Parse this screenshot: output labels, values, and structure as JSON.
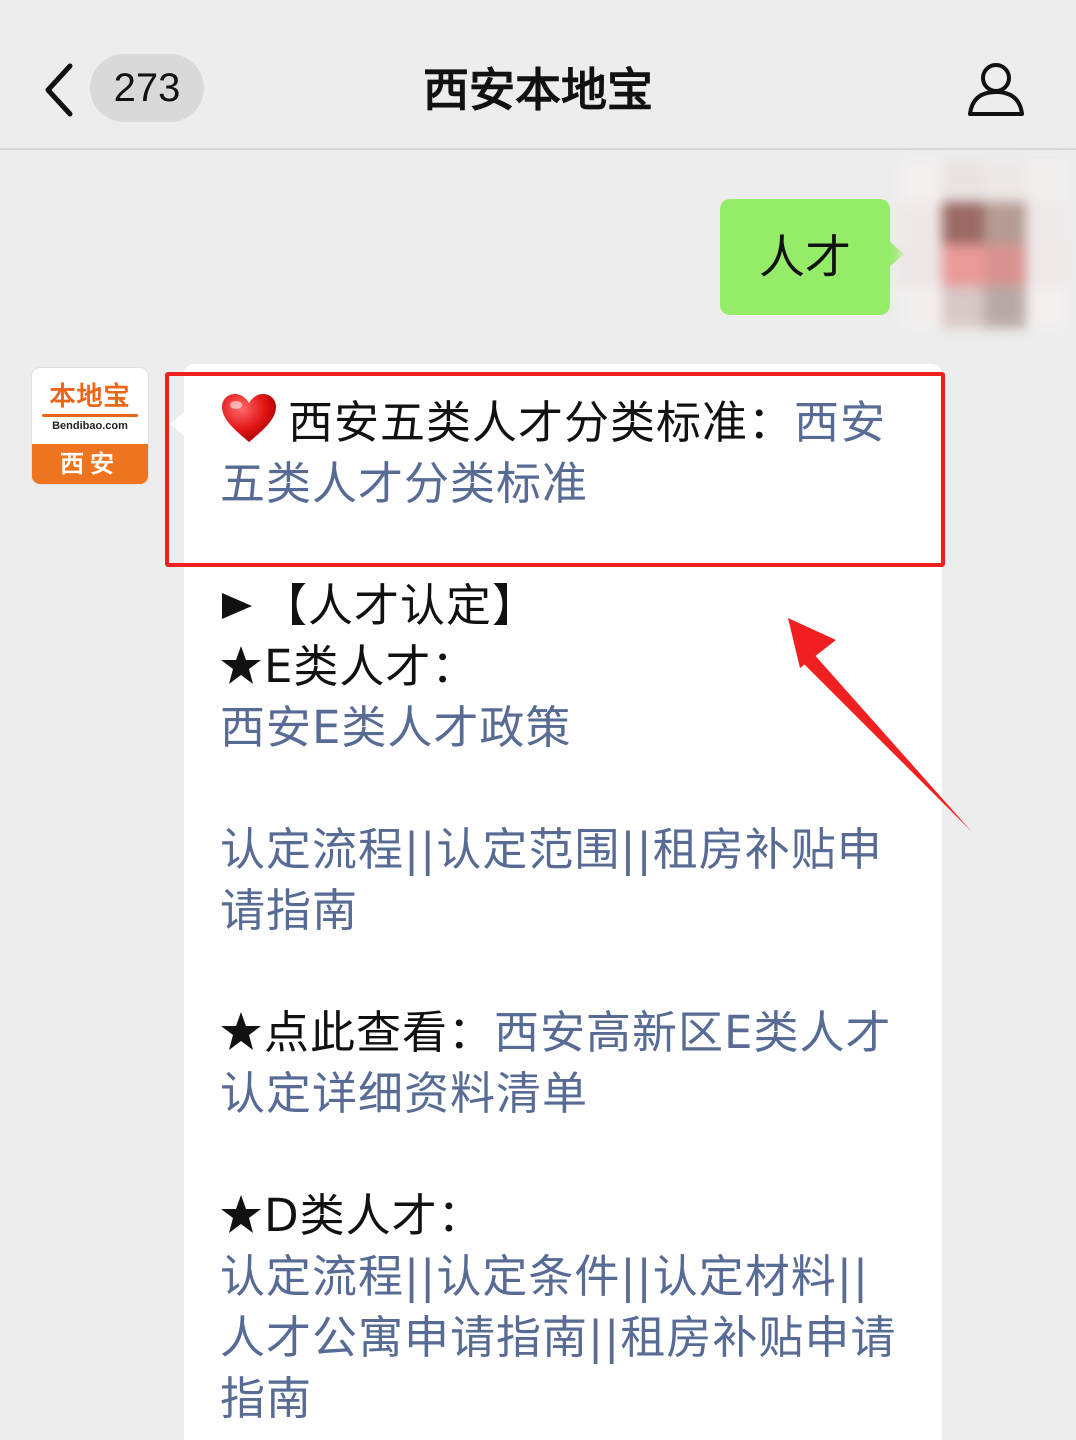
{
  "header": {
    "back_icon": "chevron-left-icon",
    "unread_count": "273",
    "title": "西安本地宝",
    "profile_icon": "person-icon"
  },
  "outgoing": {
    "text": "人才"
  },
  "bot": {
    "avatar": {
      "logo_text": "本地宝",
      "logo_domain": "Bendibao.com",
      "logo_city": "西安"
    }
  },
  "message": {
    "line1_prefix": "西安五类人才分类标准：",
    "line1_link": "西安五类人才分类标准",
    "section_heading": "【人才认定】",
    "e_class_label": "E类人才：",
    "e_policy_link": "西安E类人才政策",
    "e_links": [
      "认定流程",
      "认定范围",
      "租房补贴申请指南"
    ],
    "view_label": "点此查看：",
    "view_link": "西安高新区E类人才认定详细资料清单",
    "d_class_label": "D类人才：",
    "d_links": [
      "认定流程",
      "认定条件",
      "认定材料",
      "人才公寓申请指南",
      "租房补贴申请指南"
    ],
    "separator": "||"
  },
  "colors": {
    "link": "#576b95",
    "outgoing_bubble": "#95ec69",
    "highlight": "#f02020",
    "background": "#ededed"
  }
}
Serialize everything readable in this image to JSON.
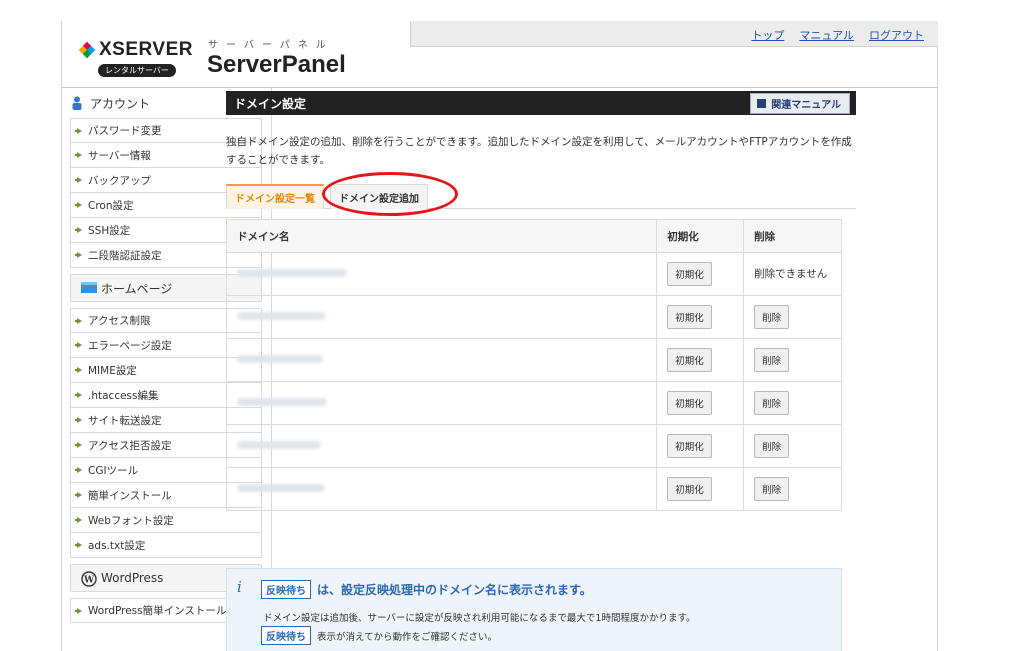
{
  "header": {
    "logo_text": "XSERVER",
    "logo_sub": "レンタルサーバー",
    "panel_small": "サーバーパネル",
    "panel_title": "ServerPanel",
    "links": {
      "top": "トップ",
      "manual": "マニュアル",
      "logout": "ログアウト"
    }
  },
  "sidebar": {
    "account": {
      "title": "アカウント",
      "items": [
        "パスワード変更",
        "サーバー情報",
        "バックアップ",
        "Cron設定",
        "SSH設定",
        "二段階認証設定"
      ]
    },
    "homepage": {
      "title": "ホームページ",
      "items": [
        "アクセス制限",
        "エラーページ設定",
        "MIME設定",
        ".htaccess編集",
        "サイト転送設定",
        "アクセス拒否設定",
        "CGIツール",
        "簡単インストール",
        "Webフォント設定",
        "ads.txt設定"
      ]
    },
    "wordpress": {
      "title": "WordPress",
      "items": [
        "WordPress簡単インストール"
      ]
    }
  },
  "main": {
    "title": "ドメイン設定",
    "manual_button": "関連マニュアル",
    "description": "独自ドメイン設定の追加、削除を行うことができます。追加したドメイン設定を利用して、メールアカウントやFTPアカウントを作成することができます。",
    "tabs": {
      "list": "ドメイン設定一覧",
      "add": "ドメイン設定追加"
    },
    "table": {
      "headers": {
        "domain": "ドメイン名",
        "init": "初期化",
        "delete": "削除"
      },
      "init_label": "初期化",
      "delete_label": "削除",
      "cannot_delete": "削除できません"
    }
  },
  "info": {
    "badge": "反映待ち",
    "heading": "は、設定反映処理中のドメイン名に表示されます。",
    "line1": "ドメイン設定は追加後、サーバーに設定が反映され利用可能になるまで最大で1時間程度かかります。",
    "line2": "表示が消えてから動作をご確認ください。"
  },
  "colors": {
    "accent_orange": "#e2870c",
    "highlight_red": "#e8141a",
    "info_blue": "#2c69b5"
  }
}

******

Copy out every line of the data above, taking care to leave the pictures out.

Parse this screenshot: output labels, values, and structure as JSON.
{
  "header": {
    "back_icon": "chevron-left-icon",
    "unread_count": "273",
    "title": "西安本地宝",
    "profile_icon": "person-icon"
  },
  "outgoing": {
    "text": "人才"
  },
  "bot": {
    "avatar": {
      "logo_text": "本地宝",
      "logo_domain": "Bendibao.com",
      "logo_city": "西安"
    }
  },
  "message": {
    "line1_prefix": "西安五类人才分类标准：",
    "line1_link": "西安五类人才分类标准",
    "section_heading": "【人才认定】",
    "e_class_label": "E类人才：",
    "e_policy_link": "西安E类人才政策",
    "e_links": [
      "认定流程",
      "认定范围",
      "租房补贴申请指南"
    ],
    "view_label": "点此查看：",
    "view_link": "西安高新区E类人才认定详细资料清单",
    "d_class_label": "D类人才：",
    "d_links": [
      "认定流程",
      "认定条件",
      "认定材料",
      "人才公寓申请指南",
      "租房补贴申请指南"
    ],
    "separator": "||"
  },
  "colors": {
    "link": "#576b95",
    "outgoing_bubble": "#95ec69",
    "highlight": "#f02020",
    "background": "#ededed"
  }
}
Serialize everything readable in this image to JSON.
{
  "header": {
    "logo_text": "XSERVER",
    "logo_sub": "レンタルサーバー",
    "panel_small": "サーバーパネル",
    "panel_title": "ServerPanel",
    "links": {
      "top": "トップ",
      "manual": "マニュアル",
      "logout": "ログアウト"
    }
  },
  "sidebar": {
    "account": {
      "title": "アカウント",
      "items": [
        "パスワード変更",
        "サーバー情報",
        "バックアップ",
        "Cron設定",
        "SSH設定",
        "二段階認証設定"
      ]
    },
    "homepage": {
      "title": "ホームページ",
      "items": [
        "アクセス制限",
        "エラーページ設定",
        "MIME設定",
        ".htaccess編集",
        "サイト転送設定",
        "アクセス拒否設定",
        "CGIツール",
        "簡単インストール",
        "Webフォント設定",
        "ads.txt設定"
      ]
    },
    "wordpress": {
      "title": "WordPress",
      "items": [
        "WordPress簡単インストール"
      ]
    }
  },
  "main": {
    "title": "ドメイン設定",
    "manual_button": "関連マニュアル",
    "description": "独自ドメイン設定の追加、削除を行うことができます。追加したドメイン設定を利用して、メールアカウントやFTPアカウントを作成することができます。",
    "tabs": {
      "list": "ドメイン設定一覧",
      "add": "ドメイン設定追加"
    },
    "table": {
      "headers": {
        "domain": "ドメイン名",
        "init": "初期化",
        "delete": "削除"
      },
      "init_label": "初期化",
      "delete_label": "削除",
      "cannot_delete": "削除できません"
    }
  },
  "info": {
    "badge": "反映待ち",
    "heading": "は、設定反映処理中のドメイン名に表示されます。",
    "line1": "ドメイン設定は追加後、サーバーに設定が反映され利用可能になるまで最大で1時間程度かかります。",
    "line2": "表示が消えてから動作をご確認ください。"
  },
  "colors": {
    "accent_orange": "#e2870c",
    "highlight_red": "#e8141a",
    "info_blue": "#2c69b5"
  }
}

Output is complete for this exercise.